_TASK DETAILS_
All lines of the data shown below should be output exactly as they stand.

_DATA FOR THE TASK_
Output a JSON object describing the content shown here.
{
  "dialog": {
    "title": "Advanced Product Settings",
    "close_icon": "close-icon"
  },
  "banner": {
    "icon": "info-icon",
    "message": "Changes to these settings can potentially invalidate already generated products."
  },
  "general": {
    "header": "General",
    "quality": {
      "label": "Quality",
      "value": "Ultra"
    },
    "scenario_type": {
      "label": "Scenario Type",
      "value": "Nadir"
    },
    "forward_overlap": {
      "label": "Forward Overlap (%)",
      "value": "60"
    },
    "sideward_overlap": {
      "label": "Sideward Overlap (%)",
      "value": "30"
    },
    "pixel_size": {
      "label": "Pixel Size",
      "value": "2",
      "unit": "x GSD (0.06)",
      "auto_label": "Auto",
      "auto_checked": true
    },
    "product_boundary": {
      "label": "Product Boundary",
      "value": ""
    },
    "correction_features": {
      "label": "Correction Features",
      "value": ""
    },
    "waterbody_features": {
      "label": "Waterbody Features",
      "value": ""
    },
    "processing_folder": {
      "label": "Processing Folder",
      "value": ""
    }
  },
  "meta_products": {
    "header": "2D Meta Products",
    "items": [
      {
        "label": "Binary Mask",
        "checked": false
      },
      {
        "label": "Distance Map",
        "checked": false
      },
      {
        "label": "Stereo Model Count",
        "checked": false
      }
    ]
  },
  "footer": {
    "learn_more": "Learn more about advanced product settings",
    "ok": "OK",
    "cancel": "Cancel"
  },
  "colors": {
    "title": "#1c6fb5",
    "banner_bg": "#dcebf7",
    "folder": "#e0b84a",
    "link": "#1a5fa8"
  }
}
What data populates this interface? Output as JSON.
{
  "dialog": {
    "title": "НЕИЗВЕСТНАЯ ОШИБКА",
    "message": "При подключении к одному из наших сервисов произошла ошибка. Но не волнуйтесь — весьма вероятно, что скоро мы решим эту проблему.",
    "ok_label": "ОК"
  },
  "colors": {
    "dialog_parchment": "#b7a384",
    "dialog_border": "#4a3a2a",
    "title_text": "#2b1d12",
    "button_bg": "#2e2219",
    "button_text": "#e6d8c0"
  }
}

_SOLUTION FOR THIS TASK_
Output a JSON object describing the content shown here.
{
  "dialog": {
    "title": "Advanced Product Settings",
    "close_icon": "close-icon"
  },
  "banner": {
    "icon": "info-icon",
    "message": "Changes to these settings can potentially invalidate already generated products."
  },
  "general": {
    "header": "General",
    "quality": {
      "label": "Quality",
      "value": "Ultra"
    },
    "scenario_type": {
      "label": "Scenario Type",
      "value": "Nadir"
    },
    "forward_overlap": {
      "label": "Forward Overlap (%)",
      "value": "60"
    },
    "sideward_overlap": {
      "label": "Sideward Overlap (%)",
      "value": "30"
    },
    "pixel_size": {
      "label": "Pixel Size",
      "value": "2",
      "unit": "x GSD (0.06)",
      "auto_label": "Auto",
      "auto_checked": true
    },
    "product_boundary": {
      "label": "Product Boundary",
      "value": ""
    },
    "correction_features": {
      "label": "Correction Features",
      "value": ""
    },
    "waterbody_features": {
      "label": "Waterbody Features",
      "value": ""
    },
    "processing_folder": {
      "label": "Processing Folder",
      "value": ""
    }
  },
  "meta_products": {
    "header": "2D Meta Products",
    "items": [
      {
        "label": "Binary Mask",
        "checked": false
      },
      {
        "label": "Distance Map",
        "checked": false
      },
      {
        "label": "Stereo Model Count",
        "checked": false
      }
    ]
  },
  "footer": {
    "learn_more": "Learn more about advanced product settings",
    "ok": "OK",
    "cancel": "Cancel"
  },
  "colors": {
    "title": "#1c6fb5",
    "banner_bg": "#dcebf7",
    "folder": "#e0b84a",
    "link": "#1a5fa8"
  }
}
What data populates this interface? Output as JSON.
{
  "dialog": {
    "title": "НЕИЗВЕСТНАЯ ОШИБКА",
    "message": "При подключении к одному из наших сервисов произошла ошибка. Но не волнуйтесь — весьма вероятно, что скоро мы решим эту проблему.",
    "ok_label": "ОК"
  },
  "colors": {
    "dialog_parchment": "#b7a384",
    "dialog_border": "#4a3a2a",
    "title_text": "#2b1d12",
    "button_bg": "#2e2219",
    "button_text": "#e6d8c0"
  }
}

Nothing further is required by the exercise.